At least notice that for everything “we” should be talking about, there is another “we” that disagrees with your take. Don’t blame “the media” for not being a left-wing or right-wing advocacy group.
This isn’t to say that advocacy journalism isn’t important (I do a ton of it) or that media outlets don’t often chase stories that are, in fact, distractions from more important topics. It’s just to deny that “the media” is some kind of big, biased monolith that toes a particular line.
Which is the biggest problem with the “blame the media” claim: It’s a lazy, disempowering, corrosive conspiracy theory that stokes rage and reduces the space for rational discourse.
Trump supporters saying that the media is biased toward Hillary Clinton are no different from Bernie Sanders supporters who said the same thing; they’re alleging a conspiracy, undermining the processes of journalism that distinguish careful, edited reporting from mere blogging and bloviating. (Indeed, one could easily argue that many mainstream media outlets are biased against Clinton, perpetuating the total non-scandals of Benghazi and the email server long after Clinton had been cleared by exhaustive investigations of them.)
This kind of conspiracy-mongering, wherever it comes from, is tearing not only at the “fourth estate” but also at our civil society in general, at precisely the moment when we ought to be reaffirming the values of civic engagement, fact-checking and responsible speech.
This, after all, is an election that has already been contested by one of the two major candidates — an extremely dangerous threat to our democracy that will likely lead to violence (on a small scale, one hopes) on the part of Trump’s most unhinged supporters. We have had a president called a liar during his State of the Union speech, a Supreme Court nominee stalled for purely ideological reasons, and a horrifying display of misogyny, racism and violence. For responsible people to contribute in any way to this erosion of our civic society is itself irresponsible.

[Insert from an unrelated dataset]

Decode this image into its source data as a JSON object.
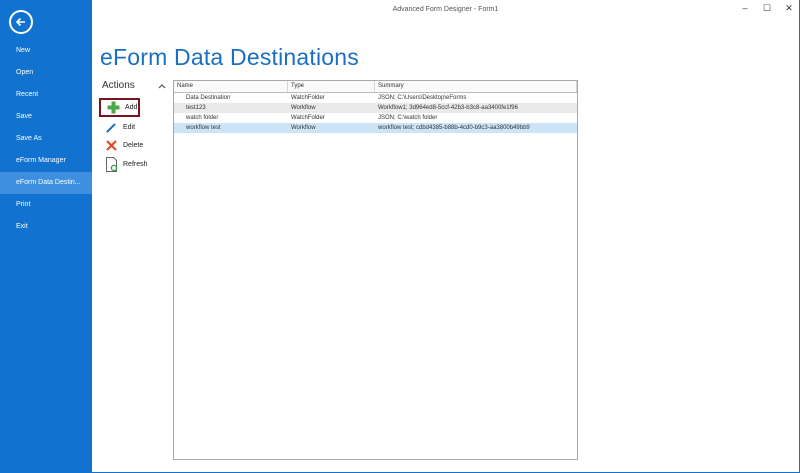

This moment is also typified, of course, by an unprecedented eruption of anti-Semitism. And anti-elitist conspiracy theories feed into anti-Semitic logic. The notions that the world is controlled by some shadowy elite that manipulates world media, and that you cannot trust the overwhelming consensus surrounding basic facts of history (9/11, President Barack Obama’s religion, Clinton’s patriotism) — it is a very short leap from such conspiratorial ideas to the group that has long been associated with them: the Jews.

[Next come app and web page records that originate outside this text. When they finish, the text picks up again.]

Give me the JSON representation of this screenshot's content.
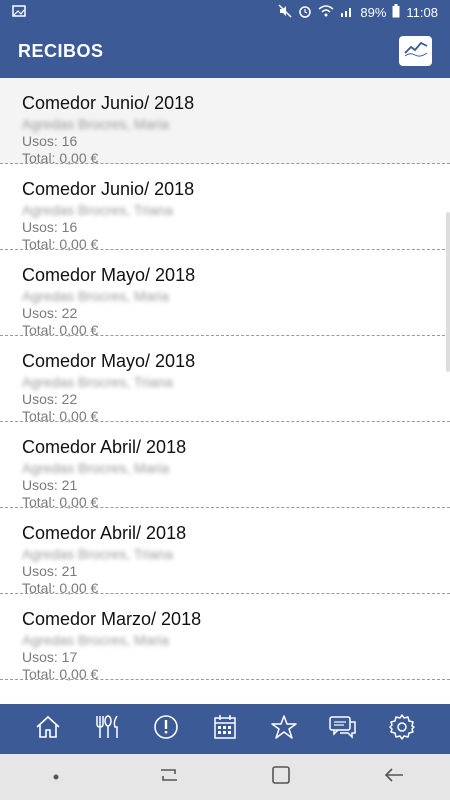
{
  "status": {
    "battery": "89%",
    "time": "11:08"
  },
  "appbar": {
    "title": "RECIBOS"
  },
  "receipts": [
    {
      "title": "Comedor Junio/ 2018",
      "name": "Agredas Brocres, Maria",
      "uses": "Usos: 16",
      "total": "Total: 0,00 €"
    },
    {
      "title": "Comedor Junio/ 2018",
      "name": "Agredas Brocres, Triana",
      "uses": "Usos: 16",
      "total": "Total: 0,00 €"
    },
    {
      "title": "Comedor Mayo/ 2018",
      "name": "Agredas Brocres, Maria",
      "uses": "Usos: 22",
      "total": "Total: 0,00 €"
    },
    {
      "title": "Comedor Mayo/ 2018",
      "name": "Agredas Brocres, Triana",
      "uses": "Usos: 22",
      "total": "Total: 0,00 €"
    },
    {
      "title": "Comedor Abril/ 2018",
      "name": "Agredas Brocres, Maria",
      "uses": "Usos: 21",
      "total": "Total: 0,00 €"
    },
    {
      "title": "Comedor Abril/ 2018",
      "name": "Agredas Brocres, Triana",
      "uses": "Usos: 21",
      "total": "Total: 0,00 €"
    },
    {
      "title": "Comedor Marzo/ 2018",
      "name": "Agredas Brocres, Maria",
      "uses": "Usos: 17",
      "total": "Total: 0,00 €"
    }
  ],
  "tabs": [
    "home-icon",
    "cutlery-icon",
    "alert-icon",
    "calendar-icon",
    "star-icon",
    "chat-icon",
    "gear-icon"
  ],
  "colors": {
    "primary": "#3b5a96",
    "divider": "#9a9a9a"
  }
}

Of course, this is not to say that everyone who blames “the media” is anti-Semitic. But I do claim that anyone who blames “the media” is contributing to the resurgence of anti-Semitism by promoting conspiratorial thinking and undermining the basic trustworthiness of our society’s central institutions.
In theory, you can be a conspiracy-monger and not an anti-Semite. But there’s a reason 9/11 Truthers blame Israel, the fringe of Occupy blamed Jewish bankers, and Trump’s supporters blame not only the vague “international banks” of which their candidate speaks, but also the Jews in particular. Whenever you slide down the slippery slope of conspiratorial paranoia, anti-Semitism waits for you at the bottom.

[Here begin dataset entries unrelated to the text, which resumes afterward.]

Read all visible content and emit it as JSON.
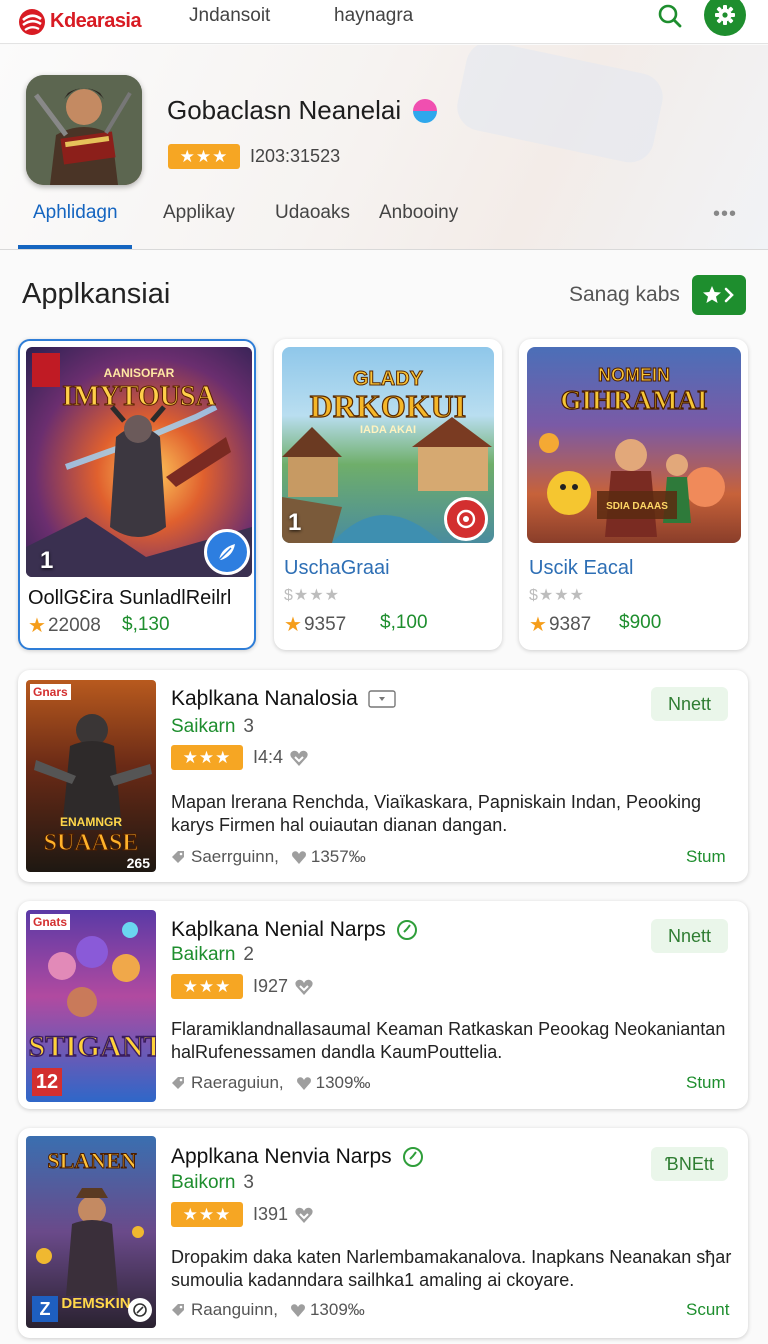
{
  "topbar": {
    "logo_text": "Kdearasia",
    "nav": [
      "Jndansoit",
      "haynagra"
    ]
  },
  "header": {
    "app_title": "Gobaclasn Neanelai",
    "rating_stars": "★★★",
    "count": "I203:31523",
    "tabs": [
      "Aphlidagn",
      "Applikay",
      "Udaoaks",
      "Anbooiny"
    ],
    "more": "•••"
  },
  "section": {
    "title": "Applkansiai",
    "link": "Sanag kabs"
  },
  "featured": [
    {
      "img_title_1": "AANISOFAR",
      "img_title_2": "IMYTOUSA",
      "rank": "1",
      "title": "OollGƐira SunladlReilrl",
      "stars": "",
      "rating": "22008",
      "price": "$,130"
    },
    {
      "img_title_1": "GLADY",
      "img_title_2": "DRKOKUI",
      "img_title_3": "IADA AKAI",
      "rank": "1",
      "title": "UschaGraai",
      "stars": "$★★★",
      "rating": "9357",
      "price": "$,100"
    },
    {
      "img_title_1": "NOMEIN",
      "img_title_2": "GIHRAMAI",
      "img_title_3": "SDIA DAAAS",
      "rank": "",
      "title": "Uscik Eacal",
      "stars": "$★★★",
      "rating": "9387",
      "price": "$900"
    }
  ],
  "list": [
    {
      "tag": "Gnars",
      "img_text_1": "ENAMNGR",
      "img_text_2": "SUAASE",
      "img_badge": "265",
      "title": "Kaþlkana Nanalosia",
      "sub": "Saikarn",
      "sub_num": "3",
      "stars": "★★★",
      "count": "I4:4",
      "desc": "Mapan lrerana Renchda, Viaïkaskara, Papniskain Indan, Peooking karys Firmen hal ouiautan dianan dangan.",
      "foot_tag": "Saerrguinn,",
      "foot_likes": "1357‰",
      "button": "Nnett",
      "status": "Stum"
    },
    {
      "tag": "Gnats",
      "img_text_1": "STIGANT",
      "img_badge": "12",
      "title": "Kaþlkana Nenial Narps",
      "sub": "Baikarn",
      "sub_num": "2",
      "stars": "★★★",
      "count": "I927",
      "desc": "FlaramiklandnallasaumaI Keaman Ratkaskan Peookag Neokaniantan halRufenessamen dandla KaumPouttelia.",
      "foot_tag": "Raeraguiun,",
      "foot_likes": "1309‰",
      "button": "Nnett",
      "status": "Stum"
    },
    {
      "tag": "",
      "img_text_1": "SLANEN",
      "img_text_2": "DEMSKIN",
      "img_badge": "Z",
      "title": "Applkana Nenvia Narps",
      "sub": "Baikorn",
      "sub_num": "3",
      "stars": "★★★",
      "count": "I391",
      "desc": "Dropakim daka katen Narlembamakanalova. Inapkans Neanakan sђar sumoulia kadanndara sailhka1 amaling ai ckoyare.",
      "foot_tag": "Raanguinn,",
      "foot_likes": "1309‰",
      "button": "ƁNEtt",
      "status": "Scunt"
    }
  ],
  "colors": {
    "brand_red": "#d81b23",
    "accent_blue": "#1565c0",
    "accent_green": "#1e8e2e",
    "star_orange": "#f6a623"
  },
  "icons": [
    "search-icon",
    "gear-icon",
    "star-chevron-icon",
    "feather-icon",
    "heart-icon",
    "tag-icon",
    "check-ring-icon"
  ]
}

So, disagree with individual columnists, reporters and news outlets. Raise the profile of issues you care about. Challenge complacency and consensus. But if you’re going to blame “the media,” you might as well blame the Jews.
Jay Michaelson is a contributing editor to the Forward. Follow him on Twitter, @JayMichaelson